NASA scientists said as they unveiled the vehicle that the rover going to Mars next year will not only discover clues to ancient life but will also pave the way for future manned missions.
The rover was built in the large chamber of the Jet Propulsion Laboratory in Pasadena, near Los Angeles, where its driving machine was successfully tested last week. In July 2020 the rover will depart Earth from Cape Canaveral, Florida. With this, it will become the fifth American rover to land on Mars.
“It’s designed to detect the signs of life, so we’re sending various tools with it that will help understand the geographical and chemical contexts on the surface of Mars”, said Matt Wallace, deputy head of the mission. But the devices are 23 cameras, two hearing aids, which will listen to the winds of Mars and have lasers for chemical analysis.

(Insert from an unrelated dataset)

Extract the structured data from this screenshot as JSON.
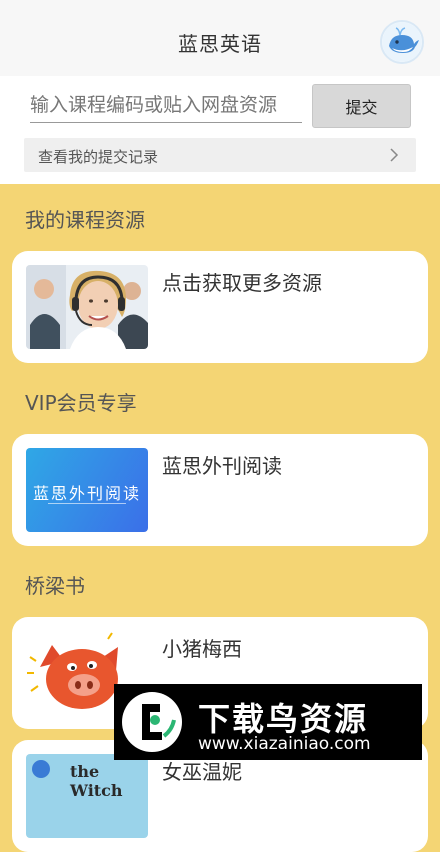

Once collected, the samples will be hermetically sealed in packages by the rover. The packages will then be dispatched on the planet’s surface, where they will lie until a future mission can transport them back to Earth.
“We are wishing to move fairly fast. We’d like to see the next mission launched in 2026, which will get to Mars and pick up the units, put them into a rocket and propel that sample into orbit around Mars,” said Wallace. “The sample would then rendezvous with an orbiter and the orbiter would bring the sample back to the Earth.” Samples should communicate Earth “in a decade or so,” he added.
To maximize its possibility of unearthing traces of ancient life, Mars 2020 will land in a large dried-up delta called Jezero. The site, selected after years of scientific discussion, is a crater that was once a 500-yard-deep lake. It was already attached to a network of rivers that flowed some 3.5 to 3.9 billion years ago.
The crater measures just under 30 miles across, and experts hope it may have protected ancient organic particles. The Mars 2020 mission also carries hopes for an even more challenging target – a human mission to Mars. “I think of it, really, as the first human precursor mission to Mars,” said Wallace.
Equipment on board “will allow us to make oxygen” that could one day be utilized both for humans to breathe, and to fuel the departure from Mars “for the return trip.” The ambitions come as a new space race hots up, with Beijing increasingly vying to threaten US dominance.